Despite its small population of 5 million, New Zealand is the eighth largest milk producing country, suppling milk to over 130 countries. With 95% of New Zealand’s milk production being exported,4 dairy farmers have a significant responsibility to implement and document their sustainable dairy practices to ensure their customers, including global food and beverage companies, are successful.

When we see sustainability annual reports of global brands highlighting their accomplishments, farmers like Adrian contribute to that success! Adrian and others understand the importance of collecting and sharing data of “on farm sustainable practices” to help companies and governments reach sustainability goals and ultimately, improve the environment.

New Zealand dairy farm riverbank restorationThe visual signs of Adrian’s commitment to sustainability are evident throughout the farm: tree groves in pastures, reclaimed riverbanks with clear water streams, solar powered barns and lush green pastures; all faucets that are data driven and measured for their environmental impact along with the dairy and beef operations.

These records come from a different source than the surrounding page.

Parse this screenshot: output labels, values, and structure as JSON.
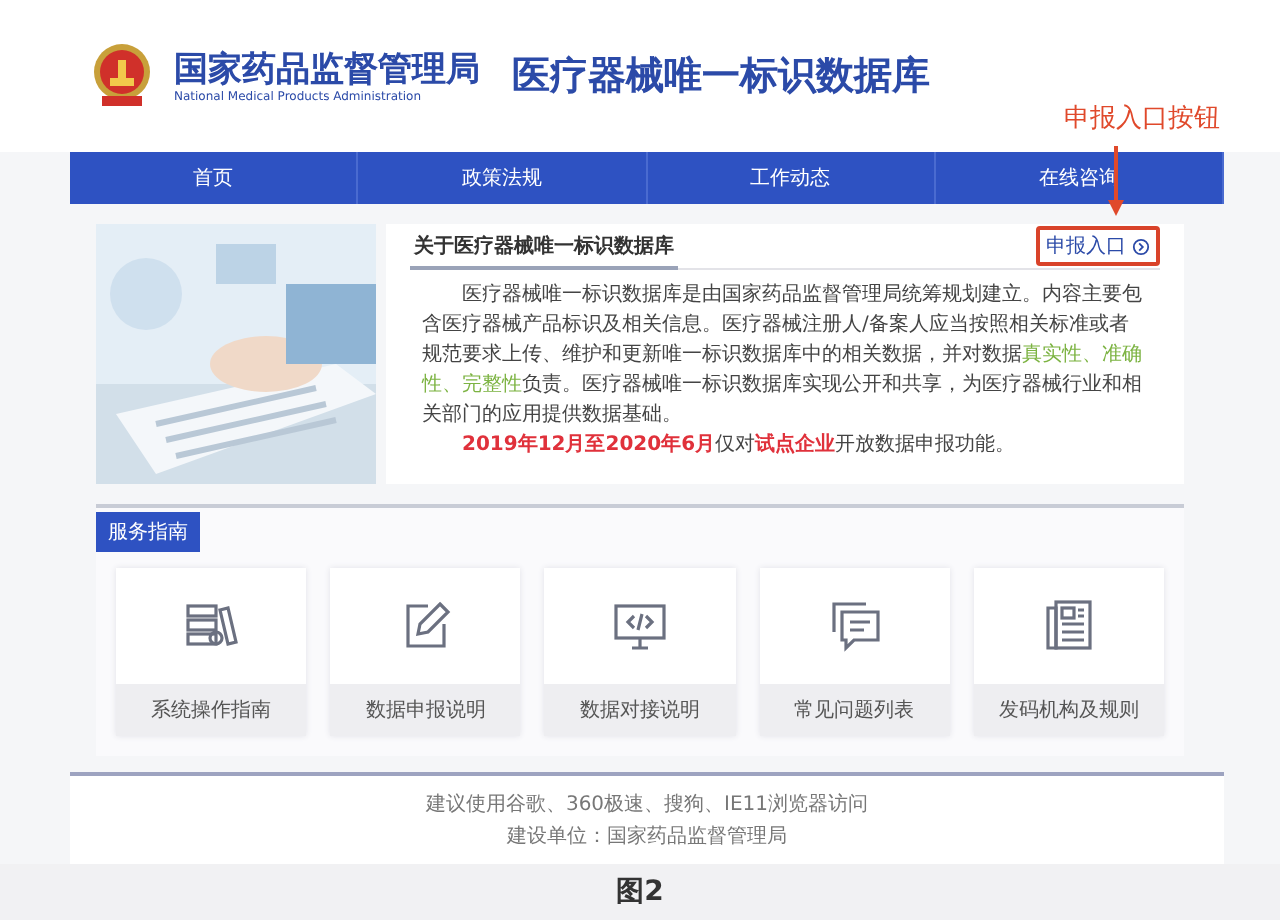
{
  "header": {
    "agency_name": "国家药品监督管理局",
    "agency_name_en": "National Medical Products Administration",
    "site_title": "医疗器械唯一标识数据库"
  },
  "annotation": {
    "label": "申报入口按钮"
  },
  "nav": [
    "首页",
    "政策法规",
    "工作动态",
    "在线咨询"
  ],
  "about": {
    "title": "关于医疗器械唯一标识数据库",
    "button": "申报入口",
    "paragraphs": [
      [
        {
          "kind": "plain",
          "text": "医疗器械唯一标识数据库是由国家药品监督管理局统筹规划建立。内容主要包含医疗器械产品标识及相关信息。医疗器械注册人/备案人应当按照相关标准或者规范要求上传、维护和更新唯一标识数据库中的相关数据，并对数据"
        },
        {
          "kind": "green",
          "text": "真实性、准确性、完整性"
        },
        {
          "kind": "plain",
          "text": "负责。医疗器械唯一标识数据库实现公开和共享，为医疗器械行业和相关部门的应用提供数据基础。"
        }
      ],
      [
        {
          "kind": "red",
          "text": "2019年12月至2020年6月"
        },
        {
          "kind": "plain",
          "text": "仅对"
        },
        {
          "kind": "red",
          "text": "试点企业"
        },
        {
          "kind": "plain",
          "text": "开放数据申报功能。"
        }
      ]
    ]
  },
  "service": {
    "title": "服务指南",
    "items": [
      "系统操作指南",
      "数据申报说明",
      "数据对接说明",
      "常见问题列表",
      "发码机构及规则"
    ]
  },
  "footer": [
    "建议使用谷歌、360极速、搜狗、IE11浏览器访问",
    "建设单位：国家药品监督管理局"
  ],
  "caption": "图2"
}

Adrian’s commitment of “leaving the environment a better place” has been recognized with numerous sustainability awards over the years. Currently, he serves on the Fonterra Sustainability Advisory Board.

It’s Still About the Cows

The foundation for a sustainable dairy herd is quality animal care — one constant element regardless of where the cows are raised. Animal welfare is priority number one! Over the years, Adrian, like dairy farmers in the U.S. rely on new technologies and nutritional research to improve the health of the animal. Genomic selection is one such technology that can help produce healthier cows.5 With this advancement in cow breeding, dairy farmers worldwide can select traits that will improve the health of a cow, making her less prone to medical conditions like mastitis or other calving challenges that would require medications like antibiotics.

The Bottom Line

New Zealand dairy farmIt’s not easy to be a dairy farmer in the U.S. or New Zealand. Regardless of location, there are common bonds. From my late father, to my female colleague in Wisconsin running the family dairy, to Adrian Ball down under — the common themes of passion and commitment to quality care for the cows are evident.

So raise your glass (or spoon) and let’s celebrate our dairy farmers (and their cows) near and far for the commitment and perseverance that keeps “everything dairy” on our table.



1-2. Environmental Impact of Dairy Farming, U.S. Dairy.

3. “Adrian and Pauline Ball of Dennley Farms from Waikato Announced as New National Ambassadors for Sustainable Farming and Growing,” New Zealand Farm Environment Trust, June 6, 2019.

4. “The New Zealand Dairy Industry: Dairy is a Major Contributor to New Zealand Communities,” Dairy Companies Association of New Zealand (DCANZ).

5. “Genomic Selection in United States Dairy Cattle,” by George R. Wiggans and José A. Carrillo, Frontiers Media S.A., September 9, 2022.